While Douglas was fightling cancer, Zeta Jones was facing her own battle with bipolar disorder, which involves periods of excessive energy and extreme depression. When the tabloid press discovered that she was seeking medical help in 2011, Zeta Jones issued a statement clarifying her condition. Her openness has been applauded by charities for helping to change the perception of mental illness in society. Bipolar disorder is something Zeta Jones will deal with for the rest of her life and, in April she checked herself into hospital for treatment - something she plans to do regularly as part of her quest to stay healthy.
"[Bipolar] is something I have been dealing with for a long time," she says today. "When you get sideswiped like that [with Douglas' illness] it's an obvious trigger for your balance to be a little bit off - not sleeping, worry, stress. It's a classic trigger." She talks carefully and calmly, explaining that initially, "I never wanted to be as open about it as I was. I have a British stiff-upper-lip mentality - it wasn't something I wanted to shout from the rooftops. But when it did come to light, I know I'm not the only person who suffers with it or has to deal with it on a day-to-day basis. So if I've helped anybody by discussing bipolar or depression, that's great."

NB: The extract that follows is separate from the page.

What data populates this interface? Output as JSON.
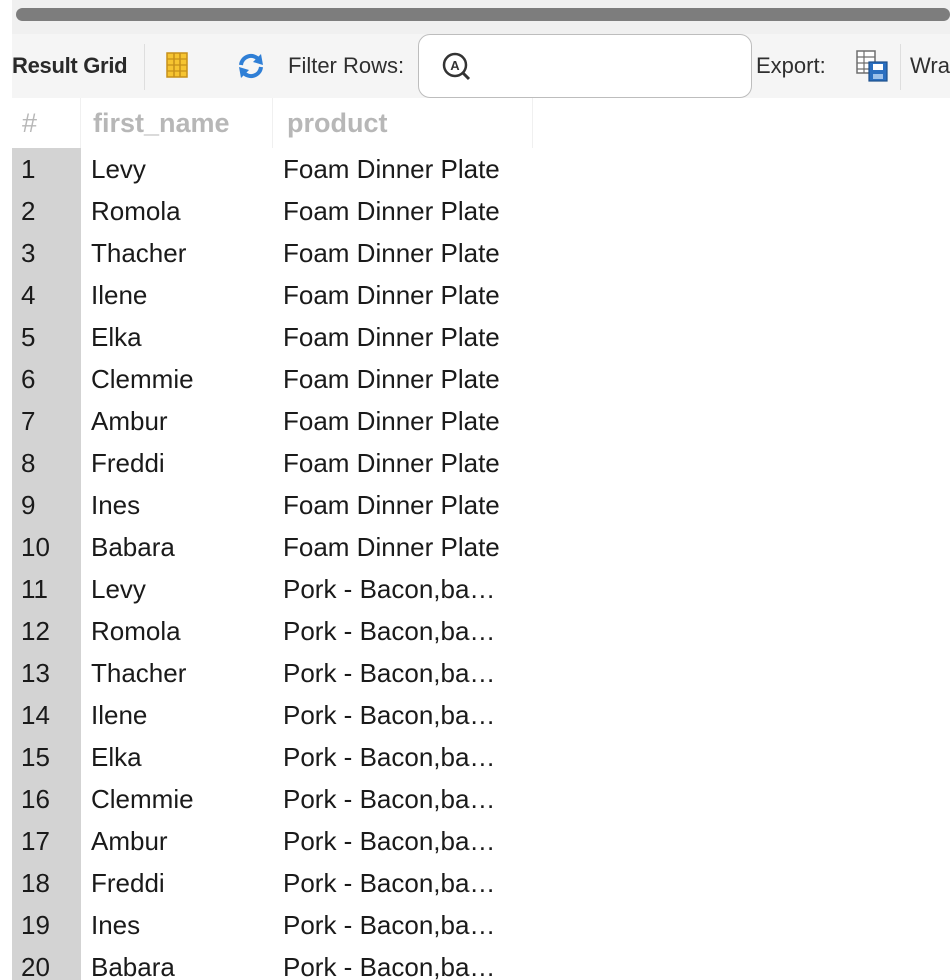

Right now, she says, she feels well. "I'm looking forward to the sunshine more. I get a bit gloomy when it's gloomy. But I'm looking forward to the sun, my kids are doing great at school. I am very happy; we live a blessed life."
Zeta Jones talks about her children with pride. "One of the best things ever is that teacher and [their friends'] mothers tell me how well-mannered they are."
Her secret? "I have a chart in the kitchen. They get stars and stickers for eating up well and doing their chores and being polite and kind. Sometimes I threaten to take a star away - they cry, 'No! Sorry, Mummy!' And when they have enough stars we go to [the American chain store] Target and they pick something out."
Zeta Jones says she cares "less and less" about striving to meet the Hollywood ideal of feminine beauty.
"When I wasn't married and didn't have a family, I had nothing else to do if I wasn't working, so I'd hang out with a stylist for a day or two. Now it's like a chore. If I need a dress for an event I'll just say, 'Could you get me a dress and shoes that match? Thanks'," she says.
That said, she is trim and toned and says she enjoys exercising every day. "I have a ballet barre in my gym. I turn the music up so loud that the walls are pulsating, and I go for it for an hour. I also hula-hoop, walk on the treadmill, do the elliptical [machine]. I try to keep the whole body working. I eat like a horse - my mother still brings me Cadbury's chocolate from Britain; I do have a very healthy appetite - but I work out."
Although her priorities have changed, it would be a mistake to think that Zeta Jones has exhausted all of her ambitions.
"I haven't lost that mojo," she says. "It's not die-hard ambition like I had when I was 14 or 15 - the ambition that made me leave Wales to go to London or made me leave Britain for the States. It's not that intensity. But there is so much I haven't done yet that I want to do."
Such as? "I've always wanted to do a one-woman show in Vegas. I want to be able to paint - I am trying, but so far I am not very good at all, although it gives me such solace and peace of mind. I want to write, and I'd like to direct at some point," she says. She has bought the rights to several books - "so I have those in my back pocket".
But spending time with her children is her priority right now. "Everyone tells you it goes so quickly - and it's true. They're out of your arms and answering back before you know it."
Red 2 is at cinemas on August 29.